DATA:
----
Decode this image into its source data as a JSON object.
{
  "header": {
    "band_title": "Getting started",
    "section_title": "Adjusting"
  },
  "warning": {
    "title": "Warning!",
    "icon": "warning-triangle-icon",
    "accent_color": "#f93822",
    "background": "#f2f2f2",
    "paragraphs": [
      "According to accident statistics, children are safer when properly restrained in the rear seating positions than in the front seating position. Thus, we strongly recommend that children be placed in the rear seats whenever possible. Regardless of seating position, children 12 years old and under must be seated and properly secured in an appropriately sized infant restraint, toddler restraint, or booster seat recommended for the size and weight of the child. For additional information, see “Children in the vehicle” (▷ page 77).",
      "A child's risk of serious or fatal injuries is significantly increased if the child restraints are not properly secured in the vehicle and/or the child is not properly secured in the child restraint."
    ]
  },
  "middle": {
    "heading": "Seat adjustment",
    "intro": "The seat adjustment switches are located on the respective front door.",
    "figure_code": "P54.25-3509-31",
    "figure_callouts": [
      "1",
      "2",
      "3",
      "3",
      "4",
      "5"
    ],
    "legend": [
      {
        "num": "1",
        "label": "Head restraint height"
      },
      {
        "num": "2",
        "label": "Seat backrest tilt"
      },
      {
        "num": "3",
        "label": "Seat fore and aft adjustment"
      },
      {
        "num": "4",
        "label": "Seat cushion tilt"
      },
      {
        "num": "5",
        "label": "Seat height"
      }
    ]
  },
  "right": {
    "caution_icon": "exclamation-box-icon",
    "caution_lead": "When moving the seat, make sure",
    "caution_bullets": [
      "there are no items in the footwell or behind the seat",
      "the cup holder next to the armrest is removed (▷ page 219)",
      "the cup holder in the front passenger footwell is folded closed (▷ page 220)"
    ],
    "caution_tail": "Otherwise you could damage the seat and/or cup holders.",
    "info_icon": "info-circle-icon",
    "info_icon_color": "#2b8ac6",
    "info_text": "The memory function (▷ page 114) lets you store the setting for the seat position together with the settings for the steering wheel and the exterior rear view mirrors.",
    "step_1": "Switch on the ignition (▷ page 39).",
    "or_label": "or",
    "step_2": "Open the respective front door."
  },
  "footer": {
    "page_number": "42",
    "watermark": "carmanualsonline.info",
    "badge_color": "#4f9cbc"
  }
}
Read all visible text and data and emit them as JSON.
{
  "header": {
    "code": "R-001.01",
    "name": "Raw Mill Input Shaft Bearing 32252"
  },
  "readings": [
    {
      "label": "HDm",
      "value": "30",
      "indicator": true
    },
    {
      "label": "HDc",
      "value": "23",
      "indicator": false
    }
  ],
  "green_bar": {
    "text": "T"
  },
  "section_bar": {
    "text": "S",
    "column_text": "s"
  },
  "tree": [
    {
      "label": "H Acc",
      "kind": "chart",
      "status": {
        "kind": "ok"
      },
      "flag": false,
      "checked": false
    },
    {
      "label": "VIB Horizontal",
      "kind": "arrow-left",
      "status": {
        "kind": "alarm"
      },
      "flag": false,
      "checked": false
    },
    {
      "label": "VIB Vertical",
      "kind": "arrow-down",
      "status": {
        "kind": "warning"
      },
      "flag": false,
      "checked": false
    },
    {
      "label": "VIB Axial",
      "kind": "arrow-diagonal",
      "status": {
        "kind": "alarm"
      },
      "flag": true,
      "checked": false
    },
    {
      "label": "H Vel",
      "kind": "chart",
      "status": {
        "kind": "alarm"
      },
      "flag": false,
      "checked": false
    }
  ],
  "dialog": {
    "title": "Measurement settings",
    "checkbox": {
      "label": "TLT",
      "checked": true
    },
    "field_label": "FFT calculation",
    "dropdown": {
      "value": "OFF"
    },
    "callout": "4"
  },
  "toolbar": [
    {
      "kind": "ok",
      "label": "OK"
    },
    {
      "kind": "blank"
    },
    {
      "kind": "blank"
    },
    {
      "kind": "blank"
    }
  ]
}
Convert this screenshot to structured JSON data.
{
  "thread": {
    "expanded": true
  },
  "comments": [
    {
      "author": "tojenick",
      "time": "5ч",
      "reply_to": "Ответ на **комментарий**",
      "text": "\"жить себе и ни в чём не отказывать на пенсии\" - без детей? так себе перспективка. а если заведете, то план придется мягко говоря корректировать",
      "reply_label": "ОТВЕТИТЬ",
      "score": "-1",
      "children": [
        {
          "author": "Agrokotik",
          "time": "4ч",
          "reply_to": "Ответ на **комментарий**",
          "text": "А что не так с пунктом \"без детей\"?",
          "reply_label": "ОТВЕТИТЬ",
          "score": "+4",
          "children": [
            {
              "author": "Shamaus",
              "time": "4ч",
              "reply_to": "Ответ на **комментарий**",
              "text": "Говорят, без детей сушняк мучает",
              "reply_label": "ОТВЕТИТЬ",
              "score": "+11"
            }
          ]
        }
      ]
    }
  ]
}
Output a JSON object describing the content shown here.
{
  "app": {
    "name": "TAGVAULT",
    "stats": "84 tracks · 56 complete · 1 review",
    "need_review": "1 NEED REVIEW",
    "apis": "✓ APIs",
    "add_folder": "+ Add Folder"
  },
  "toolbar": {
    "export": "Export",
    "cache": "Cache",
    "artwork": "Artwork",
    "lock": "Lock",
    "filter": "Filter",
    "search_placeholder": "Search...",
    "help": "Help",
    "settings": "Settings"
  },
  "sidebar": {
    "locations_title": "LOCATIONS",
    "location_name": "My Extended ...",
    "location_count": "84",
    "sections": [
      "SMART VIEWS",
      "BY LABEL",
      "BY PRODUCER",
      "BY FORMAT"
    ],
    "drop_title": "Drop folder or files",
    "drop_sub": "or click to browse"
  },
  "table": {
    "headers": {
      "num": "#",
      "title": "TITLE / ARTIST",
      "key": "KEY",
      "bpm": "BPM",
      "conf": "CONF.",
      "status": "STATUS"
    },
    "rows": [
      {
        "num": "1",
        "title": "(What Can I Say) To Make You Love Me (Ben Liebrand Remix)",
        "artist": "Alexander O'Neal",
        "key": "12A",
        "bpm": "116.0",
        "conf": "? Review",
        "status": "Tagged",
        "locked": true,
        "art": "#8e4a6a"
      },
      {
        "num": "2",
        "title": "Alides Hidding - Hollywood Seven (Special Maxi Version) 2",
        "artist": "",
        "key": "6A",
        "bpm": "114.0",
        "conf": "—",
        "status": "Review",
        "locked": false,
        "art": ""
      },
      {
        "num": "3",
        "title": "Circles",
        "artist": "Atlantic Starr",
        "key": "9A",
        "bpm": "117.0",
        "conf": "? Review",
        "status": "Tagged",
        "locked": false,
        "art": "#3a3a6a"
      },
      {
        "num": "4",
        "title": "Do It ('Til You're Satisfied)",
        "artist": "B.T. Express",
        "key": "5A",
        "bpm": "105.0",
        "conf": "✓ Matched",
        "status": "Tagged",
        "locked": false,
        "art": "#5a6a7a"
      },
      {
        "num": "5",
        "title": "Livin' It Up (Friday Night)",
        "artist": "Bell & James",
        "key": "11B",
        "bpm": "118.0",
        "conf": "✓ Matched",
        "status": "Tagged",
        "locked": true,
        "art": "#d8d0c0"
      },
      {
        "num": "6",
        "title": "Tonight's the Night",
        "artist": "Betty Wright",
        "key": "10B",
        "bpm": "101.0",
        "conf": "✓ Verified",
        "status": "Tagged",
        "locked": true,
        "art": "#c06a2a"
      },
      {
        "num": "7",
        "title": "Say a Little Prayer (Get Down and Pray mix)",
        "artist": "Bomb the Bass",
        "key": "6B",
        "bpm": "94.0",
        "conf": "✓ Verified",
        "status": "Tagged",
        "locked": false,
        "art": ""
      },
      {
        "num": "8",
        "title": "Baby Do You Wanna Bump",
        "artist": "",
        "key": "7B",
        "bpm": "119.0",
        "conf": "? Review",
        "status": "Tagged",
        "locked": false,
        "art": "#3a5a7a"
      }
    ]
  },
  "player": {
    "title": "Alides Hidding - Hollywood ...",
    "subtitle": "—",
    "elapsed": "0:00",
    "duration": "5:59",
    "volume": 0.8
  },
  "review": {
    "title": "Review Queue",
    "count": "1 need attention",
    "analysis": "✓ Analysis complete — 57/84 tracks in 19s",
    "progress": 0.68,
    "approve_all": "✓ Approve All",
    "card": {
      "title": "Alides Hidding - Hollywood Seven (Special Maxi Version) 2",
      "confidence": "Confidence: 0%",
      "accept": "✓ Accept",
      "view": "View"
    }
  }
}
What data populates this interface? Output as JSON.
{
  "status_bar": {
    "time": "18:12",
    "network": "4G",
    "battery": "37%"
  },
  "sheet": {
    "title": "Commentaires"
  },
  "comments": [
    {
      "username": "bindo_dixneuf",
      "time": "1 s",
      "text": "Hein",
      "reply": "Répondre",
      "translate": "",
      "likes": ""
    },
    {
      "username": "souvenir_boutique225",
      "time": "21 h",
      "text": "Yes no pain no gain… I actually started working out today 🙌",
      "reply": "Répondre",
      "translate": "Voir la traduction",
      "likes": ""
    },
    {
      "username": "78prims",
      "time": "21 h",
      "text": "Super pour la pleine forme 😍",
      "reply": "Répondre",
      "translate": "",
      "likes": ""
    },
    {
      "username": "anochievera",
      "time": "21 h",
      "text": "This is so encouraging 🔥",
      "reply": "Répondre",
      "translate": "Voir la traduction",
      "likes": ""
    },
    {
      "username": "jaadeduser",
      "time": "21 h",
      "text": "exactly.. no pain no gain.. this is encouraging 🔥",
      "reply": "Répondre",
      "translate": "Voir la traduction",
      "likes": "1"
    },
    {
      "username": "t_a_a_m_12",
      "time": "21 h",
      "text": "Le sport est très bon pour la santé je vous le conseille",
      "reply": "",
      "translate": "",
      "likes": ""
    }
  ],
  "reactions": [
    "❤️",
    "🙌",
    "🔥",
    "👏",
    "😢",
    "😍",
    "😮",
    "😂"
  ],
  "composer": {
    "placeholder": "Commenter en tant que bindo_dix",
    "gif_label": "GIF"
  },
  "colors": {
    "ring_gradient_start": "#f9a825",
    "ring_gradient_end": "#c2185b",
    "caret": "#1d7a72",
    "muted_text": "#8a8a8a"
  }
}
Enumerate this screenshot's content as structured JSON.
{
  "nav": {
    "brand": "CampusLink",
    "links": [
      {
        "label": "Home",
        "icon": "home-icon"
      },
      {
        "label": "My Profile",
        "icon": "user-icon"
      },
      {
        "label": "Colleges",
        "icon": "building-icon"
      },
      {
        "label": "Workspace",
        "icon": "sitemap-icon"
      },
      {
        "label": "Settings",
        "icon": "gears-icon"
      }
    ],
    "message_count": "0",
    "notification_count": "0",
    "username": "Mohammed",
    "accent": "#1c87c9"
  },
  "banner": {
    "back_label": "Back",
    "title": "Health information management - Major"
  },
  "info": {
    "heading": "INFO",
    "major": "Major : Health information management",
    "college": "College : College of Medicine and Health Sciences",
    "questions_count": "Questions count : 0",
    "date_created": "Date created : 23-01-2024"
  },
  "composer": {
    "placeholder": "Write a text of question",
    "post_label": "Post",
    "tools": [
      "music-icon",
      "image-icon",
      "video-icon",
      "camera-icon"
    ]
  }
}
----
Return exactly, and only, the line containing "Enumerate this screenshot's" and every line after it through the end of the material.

YOUR RESPONSE:
Enumerate this screenshot's content as structured JSON.
{
  "nav": {
    "brand": "CampusLink",
    "links": [
      {
        "label": "Home",
        "icon": "home-icon"
      },
      {
        "label": "My Profile",
        "icon": "user-icon"
      },
      {
        "label": "Colleges",
        "icon": "building-icon"
      },
      {
        "label": "Workspace",
        "icon": "sitemap-icon"
      },
      {
        "label": "Settings",
        "icon": "gears-icon"
      }
    ],
    "message_count": "0",
    "notification_count": "0",
    "username": "Mohammed",
    "accent": "#1c87c9"
  },
  "banner": {
    "back_label": "Back",
    "title": "Health information management - Major"
  },
  "info": {
    "heading": "INFO",
    "major": "Major : Health information management",
    "college": "College : College of Medicine and Health Sciences",
    "questions_count": "Questions count : 0",
    "date_created": "Date created : 23-01-2024"
  },
  "composer": {
    "placeholder": "Write a text of question",
    "post_label": "Post",
    "tools": [
      "music-icon",
      "image-icon",
      "video-icon",
      "camera-icon"
    ]
  }
}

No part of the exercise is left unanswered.